▶ _Dataset rows describing interfaces_:
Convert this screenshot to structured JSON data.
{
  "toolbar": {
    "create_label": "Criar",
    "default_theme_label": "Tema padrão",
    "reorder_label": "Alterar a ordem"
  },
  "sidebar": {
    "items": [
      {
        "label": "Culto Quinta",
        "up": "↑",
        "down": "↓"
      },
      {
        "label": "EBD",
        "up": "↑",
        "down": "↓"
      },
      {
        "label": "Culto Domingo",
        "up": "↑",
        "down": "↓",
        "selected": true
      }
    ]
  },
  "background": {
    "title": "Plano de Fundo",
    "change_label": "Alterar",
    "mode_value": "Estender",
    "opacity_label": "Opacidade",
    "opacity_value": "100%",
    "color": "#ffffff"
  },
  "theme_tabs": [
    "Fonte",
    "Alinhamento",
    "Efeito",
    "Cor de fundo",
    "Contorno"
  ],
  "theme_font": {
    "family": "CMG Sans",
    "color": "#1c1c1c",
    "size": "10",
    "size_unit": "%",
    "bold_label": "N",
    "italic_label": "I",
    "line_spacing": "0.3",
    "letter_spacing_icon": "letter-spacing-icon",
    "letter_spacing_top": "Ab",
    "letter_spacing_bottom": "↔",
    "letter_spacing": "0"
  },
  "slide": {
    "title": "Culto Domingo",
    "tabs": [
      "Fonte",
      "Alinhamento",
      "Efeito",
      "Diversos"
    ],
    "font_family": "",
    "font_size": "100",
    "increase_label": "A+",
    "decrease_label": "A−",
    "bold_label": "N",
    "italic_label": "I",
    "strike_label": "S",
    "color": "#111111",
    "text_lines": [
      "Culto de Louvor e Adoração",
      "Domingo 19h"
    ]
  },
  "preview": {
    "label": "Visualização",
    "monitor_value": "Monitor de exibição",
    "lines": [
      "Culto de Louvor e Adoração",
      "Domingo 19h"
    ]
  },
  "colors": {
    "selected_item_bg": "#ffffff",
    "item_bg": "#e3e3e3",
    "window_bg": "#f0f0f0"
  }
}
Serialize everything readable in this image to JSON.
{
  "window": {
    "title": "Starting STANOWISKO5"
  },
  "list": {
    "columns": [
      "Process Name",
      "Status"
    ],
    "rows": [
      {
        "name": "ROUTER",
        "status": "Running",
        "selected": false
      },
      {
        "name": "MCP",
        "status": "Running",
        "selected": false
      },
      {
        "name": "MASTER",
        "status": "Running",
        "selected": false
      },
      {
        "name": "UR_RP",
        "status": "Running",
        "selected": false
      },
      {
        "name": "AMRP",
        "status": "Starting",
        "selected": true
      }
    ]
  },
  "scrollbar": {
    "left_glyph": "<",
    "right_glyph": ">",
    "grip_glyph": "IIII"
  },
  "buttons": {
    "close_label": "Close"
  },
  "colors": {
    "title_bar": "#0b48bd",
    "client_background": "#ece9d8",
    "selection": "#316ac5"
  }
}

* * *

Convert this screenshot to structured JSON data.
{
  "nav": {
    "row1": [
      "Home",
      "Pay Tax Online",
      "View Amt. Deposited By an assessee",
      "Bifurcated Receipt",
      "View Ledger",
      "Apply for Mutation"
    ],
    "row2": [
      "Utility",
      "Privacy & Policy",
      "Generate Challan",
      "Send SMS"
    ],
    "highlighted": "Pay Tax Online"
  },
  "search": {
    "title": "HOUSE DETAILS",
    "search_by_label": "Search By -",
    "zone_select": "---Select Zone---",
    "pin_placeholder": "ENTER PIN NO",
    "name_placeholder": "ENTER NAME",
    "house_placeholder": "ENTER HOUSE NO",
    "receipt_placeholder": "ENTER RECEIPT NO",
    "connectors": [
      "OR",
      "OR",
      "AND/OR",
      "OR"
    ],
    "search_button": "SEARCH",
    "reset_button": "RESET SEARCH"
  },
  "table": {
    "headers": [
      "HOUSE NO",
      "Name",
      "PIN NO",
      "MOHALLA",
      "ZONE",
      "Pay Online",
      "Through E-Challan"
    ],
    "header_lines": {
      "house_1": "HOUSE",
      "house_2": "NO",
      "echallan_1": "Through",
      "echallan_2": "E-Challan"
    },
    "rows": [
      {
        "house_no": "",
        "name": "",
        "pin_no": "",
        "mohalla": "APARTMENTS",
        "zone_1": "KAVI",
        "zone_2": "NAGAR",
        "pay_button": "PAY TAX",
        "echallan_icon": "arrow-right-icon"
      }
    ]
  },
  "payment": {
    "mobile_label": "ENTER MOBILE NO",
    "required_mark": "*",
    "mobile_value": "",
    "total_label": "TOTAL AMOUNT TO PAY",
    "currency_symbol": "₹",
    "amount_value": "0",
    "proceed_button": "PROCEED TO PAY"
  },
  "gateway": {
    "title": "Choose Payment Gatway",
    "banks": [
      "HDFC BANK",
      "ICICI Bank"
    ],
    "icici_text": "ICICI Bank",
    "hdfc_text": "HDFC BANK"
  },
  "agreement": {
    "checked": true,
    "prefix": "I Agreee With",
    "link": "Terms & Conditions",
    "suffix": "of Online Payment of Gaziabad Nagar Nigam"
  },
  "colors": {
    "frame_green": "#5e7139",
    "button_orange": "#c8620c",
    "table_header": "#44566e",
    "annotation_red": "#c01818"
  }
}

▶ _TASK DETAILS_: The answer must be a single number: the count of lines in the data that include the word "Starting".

▶ _ANSWER TO THIS PROBLEM_: 2